(Beginning of Dataset excerpts)

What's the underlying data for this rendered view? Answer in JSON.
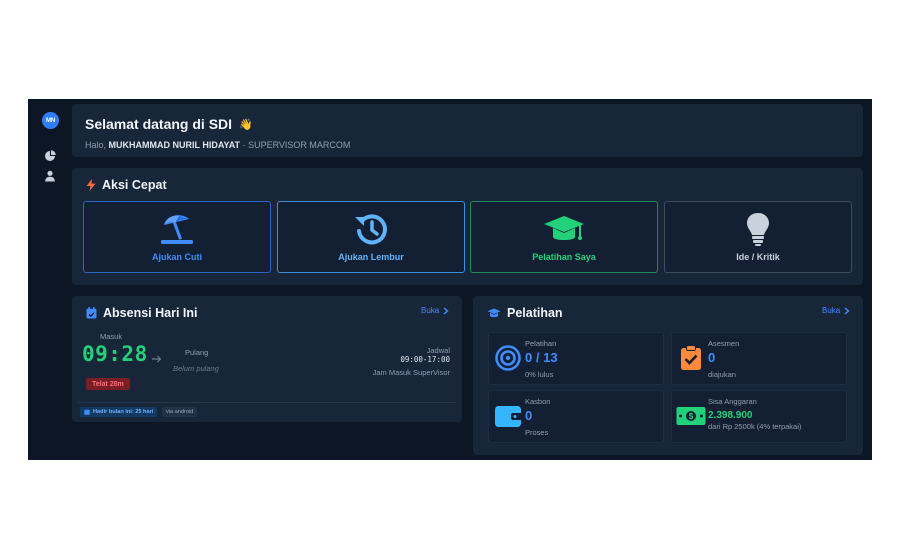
{
  "sidebar": {
    "avatar_initials": "MN",
    "items": [
      {
        "icon": "chart-pie-icon"
      },
      {
        "icon": "user-icon"
      }
    ]
  },
  "welcome": {
    "title": "Selamat datang di SDI",
    "wave_emoji": "👋",
    "greeting": "Halo,",
    "user_name": "MUKHAMMAD NURIL HIDAYAT",
    "separator": "·",
    "role": "SUPERVISOR MARCOM"
  },
  "quick_actions": {
    "title": "Aksi Cepat",
    "items": [
      {
        "label": "Ajukan Cuti",
        "icon": "beach-umbrella-icon",
        "color": "#3f8cff"
      },
      {
        "label": "Ajukan Lembur",
        "icon": "history-clock-icon",
        "color": "#5fb3ff"
      },
      {
        "label": "Pelatihan Saya",
        "icon": "graduation-cap-icon",
        "color": "#23d17a"
      },
      {
        "label": "Ide / Kritik",
        "icon": "lightbulb-icon",
        "color": "#c9d1db"
      }
    ]
  },
  "attendance": {
    "title": "Absensi Hari Ini",
    "open_link": "Buka",
    "check_in_label": "Masuk",
    "check_in_time": "09:28",
    "check_out_label": "Pulang",
    "check_out_status": "Belum pulang",
    "schedule_label": "Jadwal",
    "schedule_time": "09:00-17:00",
    "schedule_note": "Jam Masuk SuperVisor",
    "late_badge": "Telat 28m",
    "present_chip": "Hadir bulan ini: 25 hari",
    "via_chip": "via android"
  },
  "training": {
    "title": "Pelatihan",
    "open_link": "Buka",
    "stats": [
      {
        "label": "Pelatihan",
        "value": "0",
        "value_suffix": "/ 13",
        "note": "0% lulus",
        "icon": "target-icon",
        "color": "#3f8cff"
      },
      {
        "label": "Asesmen",
        "value": "0",
        "note": "diajukan",
        "icon": "clipboard-check-icon",
        "color": "#ff8a3d"
      },
      {
        "label": "Kasbon",
        "value": "0",
        "note": "Proses",
        "icon": "wallet-icon",
        "color": "#36b5ff"
      },
      {
        "label": "Sisa Anggaran",
        "value": "2.398.900",
        "note": "dari Rp 2500k (4% terpakai)",
        "icon": "money-bill-icon",
        "color": "#23d17a"
      }
    ]
  },
  "colors": {
    "background": "#0d1624",
    "card": "#18263a",
    "accent_blue": "#3f8cff",
    "accent_green": "#23d17a",
    "danger": "#ff6b74"
  }
}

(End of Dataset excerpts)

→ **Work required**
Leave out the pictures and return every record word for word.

→ **Output of the task**
What's the underlying data for this rendered view? Answer in JSON.
{
  "sidebar": {
    "avatar_initials": "MN",
    "items": [
      {
        "icon": "chart-pie-icon"
      },
      {
        "icon": "user-icon"
      }
    ]
  },
  "welcome": {
    "title": "Selamat datang di SDI",
    "wave_emoji": "👋",
    "greeting": "Halo,",
    "user_name": "MUKHAMMAD NURIL HIDAYAT",
    "separator": "·",
    "role": "SUPERVISOR MARCOM"
  },
  "quick_actions": {
    "title": "Aksi Cepat",
    "items": [
      {
        "label": "Ajukan Cuti",
        "icon": "beach-umbrella-icon",
        "color": "#3f8cff"
      },
      {
        "label": "Ajukan Lembur",
        "icon": "history-clock-icon",
        "color": "#5fb3ff"
      },
      {
        "label": "Pelatihan Saya",
        "icon": "graduation-cap-icon",
        "color": "#23d17a"
      },
      {
        "label": "Ide / Kritik",
        "icon": "lightbulb-icon",
        "color": "#c9d1db"
      }
    ]
  },
  "attendance": {
    "title": "Absensi Hari Ini",
    "open_link": "Buka",
    "check_in_label": "Masuk",
    "check_in_time": "09:28",
    "check_out_label": "Pulang",
    "check_out_status": "Belum pulang",
    "schedule_label": "Jadwal",
    "schedule_time": "09:00-17:00",
    "schedule_note": "Jam Masuk SuperVisor",
    "late_badge": "Telat 28m",
    "present_chip": "Hadir bulan ini: 25 hari",
    "via_chip": "via android"
  },
  "training": {
    "title": "Pelatihan",
    "open_link": "Buka",
    "stats": [
      {
        "label": "Pelatihan",
        "value": "0",
        "value_suffix": "/ 13",
        "note": "0% lulus",
        "icon": "target-icon",
        "color": "#3f8cff"
      },
      {
        "label": "Asesmen",
        "value": "0",
        "note": "diajukan",
        "icon": "clipboard-check-icon",
        "color": "#ff8a3d"
      },
      {
        "label": "Kasbon",
        "value": "0",
        "note": "Proses",
        "icon": "wallet-icon",
        "color": "#36b5ff"
      },
      {
        "label": "Sisa Anggaran",
        "value": "2.398.900",
        "note": "dari Rp 2500k (4% terpakai)",
        "icon": "money-bill-icon",
        "color": "#23d17a"
      }
    ]
  },
  "colors": {
    "background": "#0d1624",
    "card": "#18263a",
    "accent_blue": "#3f8cff",
    "accent_green": "#23d17a",
    "danger": "#ff6b74"
  }
}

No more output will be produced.